This tackle includes a more powerful rod, which, in conjunction with a strong leader, allows the angler to put more pressure on a big fish, stopping it before it goes through a culvert, or too far past a bankside tree, beyond which the angler can-not follow.

Heavy line

This poses a problem; the powerful rod is less able to throw an accurate short line. Some compromise is necessary. This involves using a heavier fly line than would normally be chosen to fish a small water in order to flex the more powerful rod, and also choosing a rod in a material that is more tolerant of underloading. Split cane and carbonfibre fall into this category, glassfibre does not.

Some small streams run through tunnels of trees and can only be fished by wading, using a very short rod. In this situation it is best to use the top section of a 9ft split cane rod plugged into a separate handle, making a rod with a total length of about 15ft. Other brooks are so narrow that, except in a few places, casting is impossible and all the angler can do is to lower a fly straight down or, if he uses a leaded pattern, swing it like a pendulum to the place where he wants it to drop.

Paradoxically, this calls for quite a long rod, 9ft at least, and preferably longer still, to allow the angler to keep well back from the water and avoid scaring the trout. In such waters it is necessary to use quite a short leader, often as short as 3-4ft, otherwise the weight of the fly line will pull the fly up to the tip ring of the rod directly it is released.
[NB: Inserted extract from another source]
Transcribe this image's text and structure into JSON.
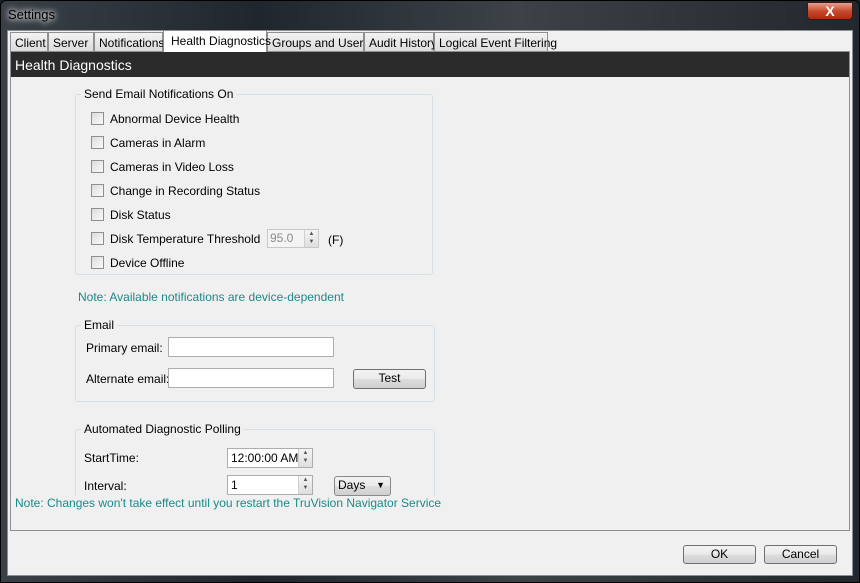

In places where the brook widens sufficiently for proper casting to be possible, the leader can be length-ened to the usual 6-7½ft.

Dense bushes

On a stream with very dense bushes, where fishing is only possible by poking the rod through branches and lowering the fly, the only answer is to use the longer rod and a level nylon monofilament leader approximately twice as long as the rod. This allows a leader fly to be drawn up to within lAin of the tip ring while the rod is pushed through the bran-ches, and the nylon is paid out, thus allowing the fly to fall into the water.

Before embarking upon this pro-cedure, it is sensible to decide how a fish is to be landed if one is hooked. If it is small enough, it can be hauled up to the tip ring, but if it is too big for that, a landing net will be necessary and unless it can be worked through the jungle to where the trout can be netted, the whole operation is impossible to bring to a satisfactory conclusion.

Whatever kind of brook one in-tends to fish, it will almost certainly include at least some parts where, for one reason or another, a normal overhead cast cannot be made. The chosen rod should therefore be capable of roll-casting easily and accurately. If it will not, it will prove a handicap to some extent on almost every water, and on some it will be almost useless.

It takes time and practice to ob- tain the best results from any rod. The fly fisherman whose experience has been confined to reservoirs, lakes and larger rivers where long casting is necessary, should practise with his brook tackle until he can roll-cast, throw a very high back-cast into a convenient gap and pull out a forward cast at an angle to it, and even cast a line with a curve in it to put a fly round a corner. When fishing small streams, the rod will often be nearer to the fish than in any other kind of fly fishing, so it is as well to avoid white or yellowish rods, and to remove the shine from others, either by rubbing the high-gloss varnish down with oil and pumice powder or applying an extra coat of matt varnish.

To sum up, there is no ideal rod for every sort of brook. You have to pick one, or perhaps more, to suit the water or waters you intend to fish. Do not make the mistake of thinking that cheap, poor-quality tackle is suitable for little waters. In fact, these are more demanding of quality and above all, versatility, than any other trout water.